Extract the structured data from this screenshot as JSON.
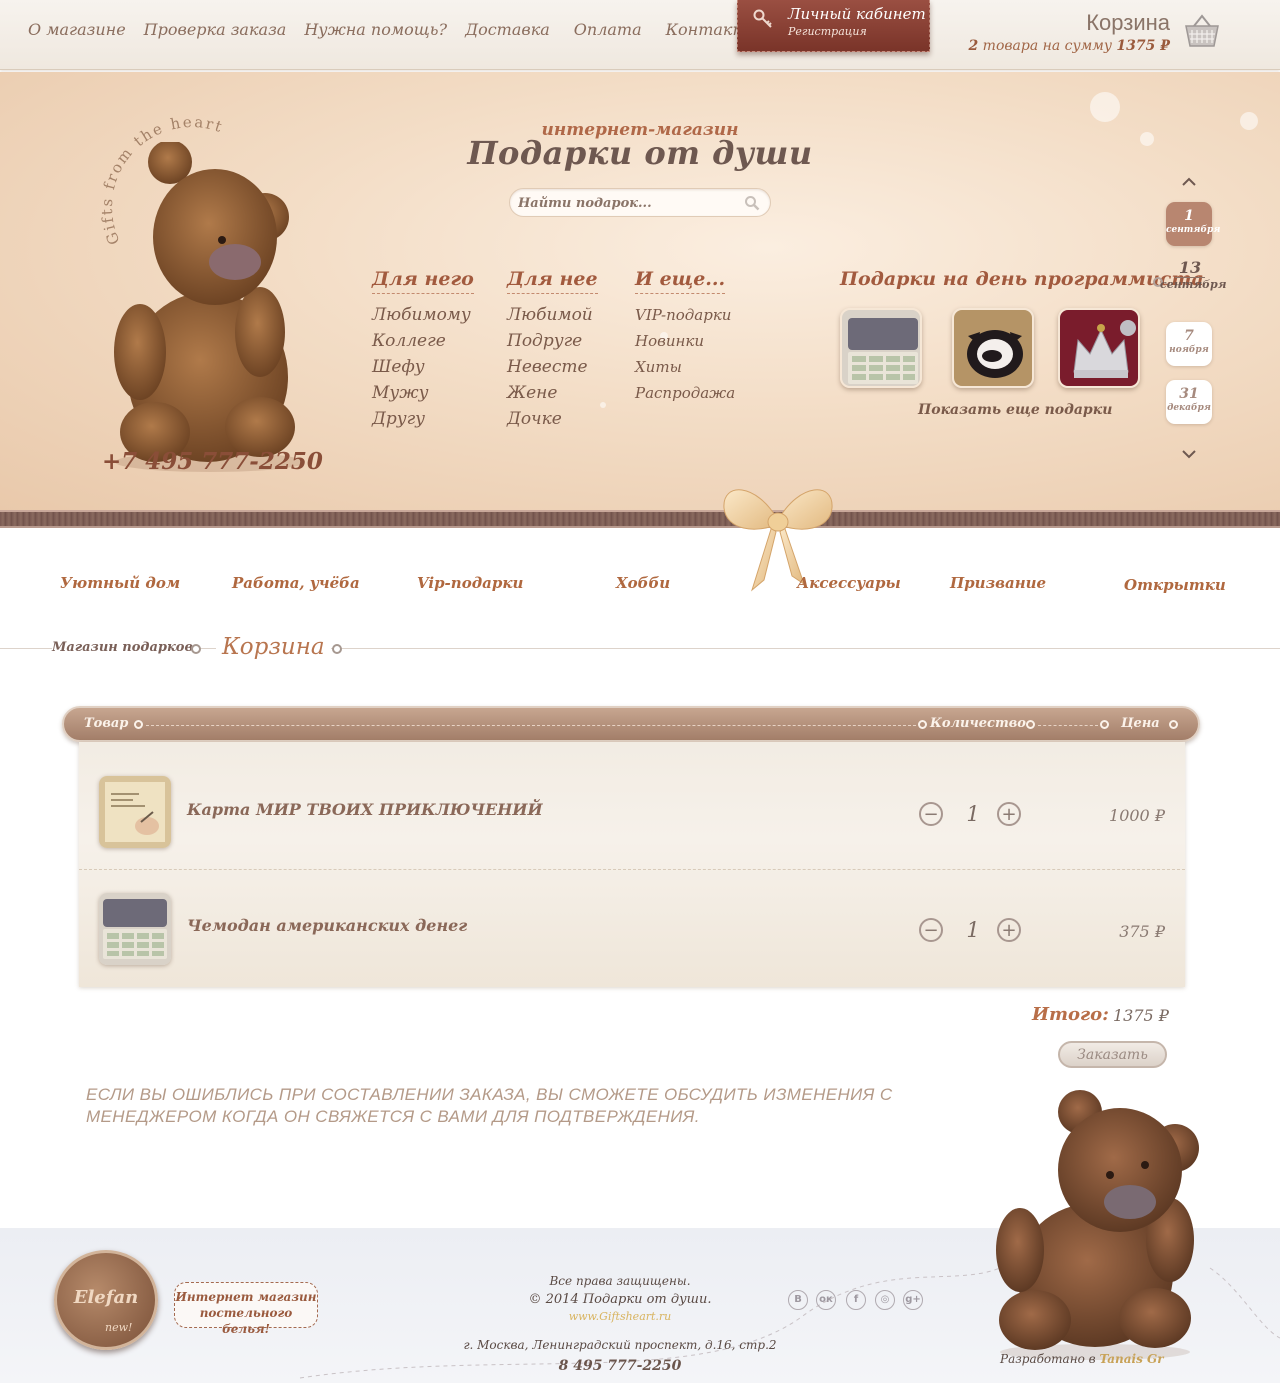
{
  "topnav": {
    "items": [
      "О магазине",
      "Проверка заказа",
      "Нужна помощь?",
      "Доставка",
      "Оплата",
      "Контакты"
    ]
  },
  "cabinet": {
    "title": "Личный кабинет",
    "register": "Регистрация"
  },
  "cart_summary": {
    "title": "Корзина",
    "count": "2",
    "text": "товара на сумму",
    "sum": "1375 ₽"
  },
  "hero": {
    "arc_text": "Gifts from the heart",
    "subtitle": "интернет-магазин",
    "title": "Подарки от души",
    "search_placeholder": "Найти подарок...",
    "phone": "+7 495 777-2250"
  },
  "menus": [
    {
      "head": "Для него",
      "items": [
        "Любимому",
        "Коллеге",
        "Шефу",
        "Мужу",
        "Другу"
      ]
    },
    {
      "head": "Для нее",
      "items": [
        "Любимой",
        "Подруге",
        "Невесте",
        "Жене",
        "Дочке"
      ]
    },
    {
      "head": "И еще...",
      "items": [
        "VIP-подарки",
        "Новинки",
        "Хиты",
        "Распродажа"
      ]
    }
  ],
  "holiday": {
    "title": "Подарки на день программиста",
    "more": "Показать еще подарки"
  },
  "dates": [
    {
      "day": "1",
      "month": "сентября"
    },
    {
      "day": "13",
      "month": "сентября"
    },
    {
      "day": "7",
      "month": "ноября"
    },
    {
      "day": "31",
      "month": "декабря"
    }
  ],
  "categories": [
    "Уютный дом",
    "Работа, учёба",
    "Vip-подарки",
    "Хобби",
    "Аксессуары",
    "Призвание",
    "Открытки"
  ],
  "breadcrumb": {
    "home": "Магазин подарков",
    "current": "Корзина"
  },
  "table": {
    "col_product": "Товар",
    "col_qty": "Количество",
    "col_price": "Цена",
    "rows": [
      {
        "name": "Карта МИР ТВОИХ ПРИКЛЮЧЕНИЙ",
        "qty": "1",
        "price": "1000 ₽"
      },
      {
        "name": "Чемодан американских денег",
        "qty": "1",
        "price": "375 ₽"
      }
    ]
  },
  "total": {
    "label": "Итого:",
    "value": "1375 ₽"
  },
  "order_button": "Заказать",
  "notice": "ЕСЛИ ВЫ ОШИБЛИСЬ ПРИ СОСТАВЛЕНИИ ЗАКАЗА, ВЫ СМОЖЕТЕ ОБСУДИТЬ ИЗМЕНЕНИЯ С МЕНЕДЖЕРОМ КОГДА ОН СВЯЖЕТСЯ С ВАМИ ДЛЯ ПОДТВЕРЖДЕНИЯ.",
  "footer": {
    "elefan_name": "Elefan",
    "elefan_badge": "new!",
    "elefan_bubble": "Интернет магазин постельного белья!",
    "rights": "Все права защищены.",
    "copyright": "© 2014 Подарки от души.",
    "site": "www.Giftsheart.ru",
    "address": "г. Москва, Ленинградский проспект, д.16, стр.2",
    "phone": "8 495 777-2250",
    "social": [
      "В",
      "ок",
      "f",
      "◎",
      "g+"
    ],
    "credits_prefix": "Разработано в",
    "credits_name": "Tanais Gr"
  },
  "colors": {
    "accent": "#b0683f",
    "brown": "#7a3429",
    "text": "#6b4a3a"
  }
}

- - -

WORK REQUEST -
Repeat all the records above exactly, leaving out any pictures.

ANSWER BELOW -
Extract the structured data from this screenshot as JSON.
{
  "topnav": {
    "items": [
      "О магазине",
      "Проверка заказа",
      "Нужна помощь?",
      "Доставка",
      "Оплата",
      "Контакты"
    ]
  },
  "cabinet": {
    "title": "Личный кабинет",
    "register": "Регистрация"
  },
  "cart_summary": {
    "title": "Корзина",
    "count": "2",
    "text": "товара на сумму",
    "sum": "1375 ₽"
  },
  "hero": {
    "arc_text": "Gifts from the heart",
    "subtitle": "интернет-магазин",
    "title": "Подарки от души",
    "search_placeholder": "Найти подарок...",
    "phone": "+7 495 777-2250"
  },
  "menus": [
    {
      "head": "Для него",
      "items": [
        "Любимому",
        "Коллеге",
        "Шефу",
        "Мужу",
        "Другу"
      ]
    },
    {
      "head": "Для нее",
      "items": [
        "Любимой",
        "Подруге",
        "Невесте",
        "Жене",
        "Дочке"
      ]
    },
    {
      "head": "И еще...",
      "items": [
        "VIP-подарки",
        "Новинки",
        "Хиты",
        "Распродажа"
      ]
    }
  ],
  "holiday": {
    "title": "Подарки на день программиста",
    "more": "Показать еще подарки"
  },
  "dates": [
    {
      "day": "1",
      "month": "сентября"
    },
    {
      "day": "13",
      "month": "сентября"
    },
    {
      "day": "7",
      "month": "ноября"
    },
    {
      "day": "31",
      "month": "декабря"
    }
  ],
  "categories": [
    "Уютный дом",
    "Работа, учёба",
    "Vip-подарки",
    "Хобби",
    "Аксессуары",
    "Призвание",
    "Открытки"
  ],
  "breadcrumb": {
    "home": "Магазин подарков",
    "current": "Корзина"
  },
  "table": {
    "col_product": "Товар",
    "col_qty": "Количество",
    "col_price": "Цена",
    "rows": [
      {
        "name": "Карта МИР ТВОИХ ПРИКЛЮЧЕНИЙ",
        "qty": "1",
        "price": "1000 ₽"
      },
      {
        "name": "Чемодан американских денег",
        "qty": "1",
        "price": "375 ₽"
      }
    ]
  },
  "total": {
    "label": "Итого:",
    "value": "1375 ₽"
  },
  "order_button": "Заказать",
  "notice": "ЕСЛИ ВЫ ОШИБЛИСЬ ПРИ СОСТАВЛЕНИИ ЗАКАЗА, ВЫ СМОЖЕТЕ ОБСУДИТЬ ИЗМЕНЕНИЯ С МЕНЕДЖЕРОМ КОГДА ОН СВЯЖЕТСЯ С ВАМИ ДЛЯ ПОДТВЕРЖДЕНИЯ.",
  "footer": {
    "elefan_name": "Elefan",
    "elefan_badge": "new!",
    "elefan_bubble": "Интернет магазин постельного белья!",
    "rights": "Все права защищены.",
    "copyright": "© 2014 Подарки от души.",
    "site": "www.Giftsheart.ru",
    "address": "г. Москва, Ленинградский проспект, д.16, стр.2",
    "phone": "8 495 777-2250",
    "social": [
      "В",
      "ок",
      "f",
      "◎",
      "g+"
    ],
    "credits_prefix": "Разработано в",
    "credits_name": "Tanais Gr"
  },
  "colors": {
    "accent": "#b0683f",
    "brown": "#7a3429",
    "text": "#6b4a3a"
  }
}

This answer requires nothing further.